Let’s Not Make the Corey Stewart Mistake Again

Virginia Republican senatorial candidate Corey Stewart speaks to voters at a campaign event in Annandale, Va., October 30, 2018. (Jonathan Ernst/Reuters)

Virginia’s Senate election did not take long to resolve. Incumbent Democrat Tim Kaine was declared the winner over Corey Stewart immediately after 7 p.m. Eastern.

As three Virginia Republicans hold their breath about the outcomes of the House elections — incumbents Barbara Comstock and Dave Brat, and challenger Denver Riggleman — some will wonder if the party partially set its fate in the June 12 primary. If Nick Freitas or even E. W. Jackson had won the GOP nomination for Senate, maybe the Virginia Democratic party would have at least had to expend some resources protecting Kaine.
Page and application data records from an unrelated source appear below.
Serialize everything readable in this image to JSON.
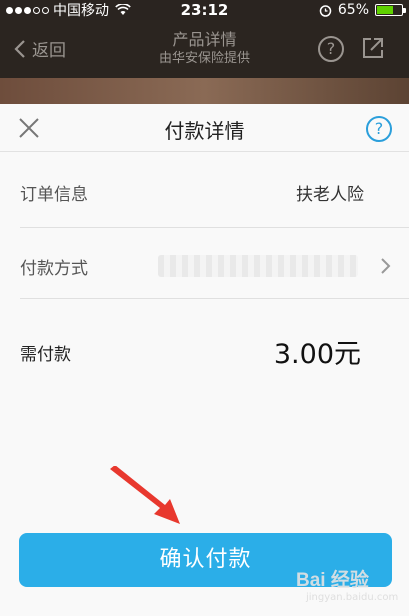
{
  "status_bar": {
    "carrier": "中国移动",
    "time": "23:12",
    "battery_percent": "65%",
    "battery_level": 0.65,
    "battery_color": "#5fd100"
  },
  "nav_bar": {
    "back_label": "返回",
    "title": "产品详情",
    "subtitle": "由华安保险提供",
    "help_glyph": "?"
  },
  "sheet": {
    "title": "付款详情",
    "help_glyph": "?",
    "order_info_label": "订单信息",
    "order_info_value": "扶老人险",
    "payment_method_label": "付款方式",
    "amount_due_label": "需付款",
    "amount_due_value": "3.00元"
  },
  "confirm_button_label": "确认付款",
  "watermark": {
    "logo_text": "Bai 经验",
    "url": "jingyan.baidu.com"
  },
  "colors": {
    "accent": "#2baee8",
    "help_icon": "#2b9fdb",
    "arrow": "#e8382e"
  }
}
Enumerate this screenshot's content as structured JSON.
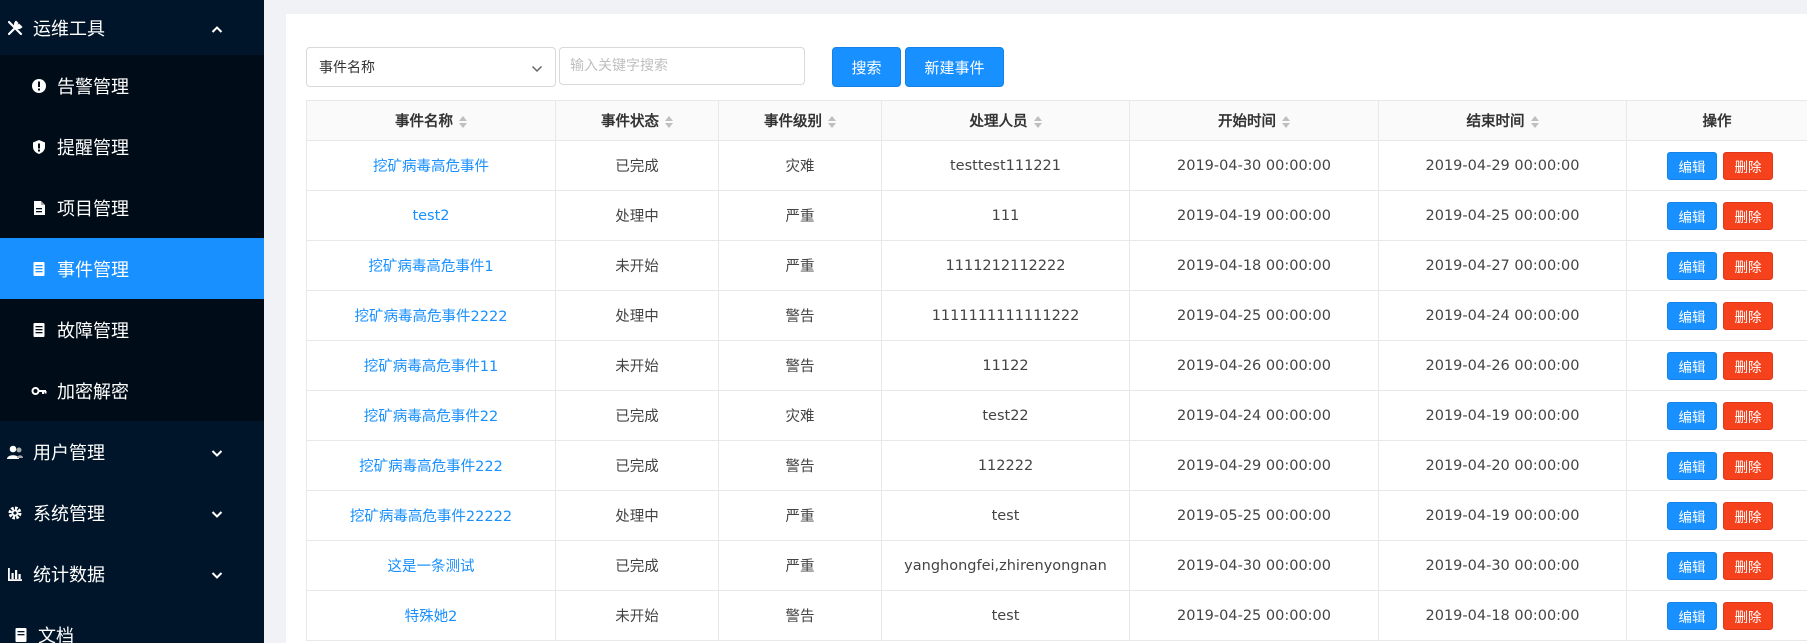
{
  "sidebar": {
    "groups": [
      {
        "label": "运维工具",
        "icon": "tools-icon",
        "expanded": true,
        "items": [
          {
            "label": "告警管理",
            "icon": "alert-circle-icon"
          },
          {
            "label": "提醒管理",
            "icon": "shield-icon"
          },
          {
            "label": "项目管理",
            "icon": "file-icon"
          },
          {
            "label": "事件管理",
            "icon": "book-icon",
            "active": true
          },
          {
            "label": "故障管理",
            "icon": "book-icon"
          },
          {
            "label": "加密解密",
            "icon": "key-icon"
          }
        ]
      },
      {
        "label": "用户管理",
        "icon": "users-icon",
        "expanded": false
      },
      {
        "label": "系统管理",
        "icon": "gear-icon",
        "expanded": false
      },
      {
        "label": "统计数据",
        "icon": "bar-chart-icon",
        "expanded": false
      },
      {
        "label": "文档",
        "icon": "book-icon",
        "expanded": false
      }
    ]
  },
  "toolbar": {
    "select_value": "事件名称",
    "search_placeholder": "输入关键字搜索",
    "search_label": "搜索",
    "new_label": "新建事件"
  },
  "table": {
    "columns": [
      "事件名称",
      "事件状态",
      "事件级别",
      "处理人员",
      "开始时间",
      "结束时间",
      "操作"
    ],
    "edit_label": "编辑",
    "delete_label": "删除",
    "rows": [
      {
        "name": "挖矿病毒高危事件",
        "status": "已完成",
        "level": "灾难",
        "handler": "testtest111221",
        "start": "2019-04-30 00:00:00",
        "end": "2019-04-29 00:00:00"
      },
      {
        "name": "test2",
        "status": "处理中",
        "level": "严重",
        "handler": "111",
        "start": "2019-04-19 00:00:00",
        "end": "2019-04-25 00:00:00"
      },
      {
        "name": "挖矿病毒高危事件1",
        "status": "未开始",
        "level": "严重",
        "handler": "1111212112222",
        "start": "2019-04-18 00:00:00",
        "end": "2019-04-27 00:00:00"
      },
      {
        "name": "挖矿病毒高危事件2222",
        "status": "处理中",
        "level": "警告",
        "handler": "1111111111111222",
        "start": "2019-04-25 00:00:00",
        "end": "2019-04-24 00:00:00"
      },
      {
        "name": "挖矿病毒高危事件11",
        "status": "未开始",
        "level": "警告",
        "handler": "11122",
        "start": "2019-04-26 00:00:00",
        "end": "2019-04-26 00:00:00"
      },
      {
        "name": "挖矿病毒高危事件22",
        "status": "已完成",
        "level": "灾难",
        "handler": "test22",
        "start": "2019-04-24 00:00:00",
        "end": "2019-04-19 00:00:00"
      },
      {
        "name": "挖矿病毒高危事件222",
        "status": "已完成",
        "level": "警告",
        "handler": "112222",
        "start": "2019-04-29 00:00:00",
        "end": "2019-04-20 00:00:00"
      },
      {
        "name": "挖矿病毒高危事件22222",
        "status": "处理中",
        "level": "严重",
        "handler": "test",
        "start": "2019-05-25 00:00:00",
        "end": "2019-04-19 00:00:00"
      },
      {
        "name": "这是一条测试",
        "status": "已完成",
        "level": "严重",
        "handler": "yanghongfei,zhirenyongnan",
        "start": "2019-04-30 00:00:00",
        "end": "2019-04-30 00:00:00"
      },
      {
        "name": "特殊她2",
        "status": "未开始",
        "level": "警告",
        "handler": "test",
        "start": "2019-04-25 00:00:00",
        "end": "2019-04-18 00:00:00"
      }
    ]
  },
  "colors": {
    "sidebar_bg": "#001529",
    "submenu_bg": "#000c17",
    "primary": "#1890ff",
    "danger": "#f5421d"
  }
}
Turnout in northern Virginia is huge, which is generally good news for Democrats. As of 4 p.m., Alexandria was almost at 58 percent, Arlington County was at 50 percent and with absentees and stragglers could hit 70 percent; Falls Church was at 68 percent, and Fairfax was at about 53 percent.

(Some Virginia Republicans told me that Stewart ended up being less of a drag than expected. The Senate race became an afterthought, and Stewart’s controversial remarks never quite dominated the discussion the way some in the party feared.)

President Trump’s presence in the White House is turning the state from blue to cobalt. He isn’t going to change, and he doesn’t need to win Virginia to win reelection. But Virginia Republicans do want to win the House of Delegates elections in 2019 and the state’s Senate race in 2020. The pratfall of Corey Stewart tonight should bury the idea that more “Trumpified” Virginia GOP candidates could seriously compete statewide.


The Latest